“Government is open to a more healthy dialogue, discussion and responsible engagements with transport groups that wish to learn and contribute to the development of the PUV Modernization Program,” Presidential Spokesperson Ernesto Abella said in a statement.
“This is a wide window of opportunity for everyone -- drivers, the operators, the riding public. The public needs to discern that some ideological influences can derail the greater good. Let us move forward towards the comfortable life that [President Rodrigo Duterte] is fighting for," he said.
Abella said the government’s firm stand to implement the program “underscores the national leadership's strong political will and decisive stance to initiate reform in the public transportation sector.”

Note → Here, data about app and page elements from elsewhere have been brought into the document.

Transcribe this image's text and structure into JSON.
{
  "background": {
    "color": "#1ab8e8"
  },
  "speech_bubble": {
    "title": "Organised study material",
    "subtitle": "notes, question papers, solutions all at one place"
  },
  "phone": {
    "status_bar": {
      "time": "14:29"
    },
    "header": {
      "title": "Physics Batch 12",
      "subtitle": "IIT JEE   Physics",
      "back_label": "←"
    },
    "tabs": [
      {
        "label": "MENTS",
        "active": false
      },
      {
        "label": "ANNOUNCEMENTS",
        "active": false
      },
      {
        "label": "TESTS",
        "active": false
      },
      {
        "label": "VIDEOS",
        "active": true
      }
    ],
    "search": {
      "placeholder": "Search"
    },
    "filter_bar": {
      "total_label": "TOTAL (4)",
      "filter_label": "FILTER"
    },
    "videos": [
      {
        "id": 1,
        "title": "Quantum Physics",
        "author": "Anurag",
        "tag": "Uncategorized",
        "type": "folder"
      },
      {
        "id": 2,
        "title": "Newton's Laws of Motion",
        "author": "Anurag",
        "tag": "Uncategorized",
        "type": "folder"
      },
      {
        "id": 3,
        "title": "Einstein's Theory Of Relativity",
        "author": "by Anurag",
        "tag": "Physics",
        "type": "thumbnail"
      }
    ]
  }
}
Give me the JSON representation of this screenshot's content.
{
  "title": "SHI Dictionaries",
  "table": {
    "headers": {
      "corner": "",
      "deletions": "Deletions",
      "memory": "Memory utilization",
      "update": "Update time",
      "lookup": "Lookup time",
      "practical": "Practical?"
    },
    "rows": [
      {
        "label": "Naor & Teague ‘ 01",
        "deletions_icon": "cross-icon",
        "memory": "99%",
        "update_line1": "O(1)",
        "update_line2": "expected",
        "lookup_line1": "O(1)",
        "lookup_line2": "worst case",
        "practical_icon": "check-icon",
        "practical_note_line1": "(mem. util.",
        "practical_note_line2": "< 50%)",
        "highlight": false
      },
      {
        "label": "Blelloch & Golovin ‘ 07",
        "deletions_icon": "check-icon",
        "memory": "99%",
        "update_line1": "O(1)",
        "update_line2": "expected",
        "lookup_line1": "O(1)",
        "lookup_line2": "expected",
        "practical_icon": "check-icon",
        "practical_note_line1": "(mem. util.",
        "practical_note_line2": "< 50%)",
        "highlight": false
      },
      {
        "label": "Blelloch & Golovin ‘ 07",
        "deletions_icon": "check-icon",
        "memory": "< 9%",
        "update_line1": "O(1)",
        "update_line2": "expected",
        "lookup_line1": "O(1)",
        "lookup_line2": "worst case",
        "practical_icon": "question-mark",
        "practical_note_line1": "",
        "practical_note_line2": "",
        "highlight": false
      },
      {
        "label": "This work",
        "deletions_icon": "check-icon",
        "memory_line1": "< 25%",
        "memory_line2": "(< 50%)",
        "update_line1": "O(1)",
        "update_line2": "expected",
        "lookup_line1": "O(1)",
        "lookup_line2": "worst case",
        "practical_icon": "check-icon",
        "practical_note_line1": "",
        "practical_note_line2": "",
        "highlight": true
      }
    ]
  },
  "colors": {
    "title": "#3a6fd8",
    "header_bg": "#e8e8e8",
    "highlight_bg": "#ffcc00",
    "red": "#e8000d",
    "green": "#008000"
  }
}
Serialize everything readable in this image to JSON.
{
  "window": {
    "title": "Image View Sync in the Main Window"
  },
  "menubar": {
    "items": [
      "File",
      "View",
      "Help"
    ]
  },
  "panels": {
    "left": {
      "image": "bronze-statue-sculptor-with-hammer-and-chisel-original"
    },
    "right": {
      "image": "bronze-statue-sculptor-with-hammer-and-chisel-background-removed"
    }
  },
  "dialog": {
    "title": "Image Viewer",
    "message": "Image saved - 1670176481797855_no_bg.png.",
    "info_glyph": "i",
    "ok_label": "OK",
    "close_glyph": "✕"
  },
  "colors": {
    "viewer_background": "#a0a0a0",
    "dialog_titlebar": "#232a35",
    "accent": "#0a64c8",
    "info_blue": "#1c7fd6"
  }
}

In a speech Tuesday, Duterte stood firm on enforcing the jeepney modernization program, saying this was long overdue and needed to protect the public’s health and ensure safety on the roads.
The government’s plan to replace all jeepneys at least 15 years old by 2020 has been strongly opposed by several jeepney drivers and operators who say they will be buried in debt if forced to comply. New jeepney units cost more than P1 million each.
On Monday and Tuesday, transport group Piston mounted a nationwide strike to protest the program, forcing government to suspend classes and government work.
This caught the President's attention, issuing a threat to require the replacement of all jeepney units by next year, earlier than what the government had planned.
The Department of Transportation, meanwhile, has said the jeepney modernization program is not anti-poor, noting the government’s loan scheme for drivers and operators and a subsidy worth P80,000.
PISTON president George San Mateo said Duterte's threat was unrealistic as it would take time to replace the 240,000 jeepneys across the archipelago.
While the government has offered programs to help jeepney owners replace their old vehicles, Mateo said the redesigned jeepney is too expensive, adding that ownership schemes would displace small operators.
He said it was Duterte who had challenged them to stage a transport strike, resulting in their two-day protest.
"He is arrogant, anti-poor," said San Mateo.
Despite threats to arrest jeepney operators, San Mateo warned of a bigger transport strike if Duterte pushes through with his plan.
"We have no choice but to fight back," he said. – with a report from Agence France-Presse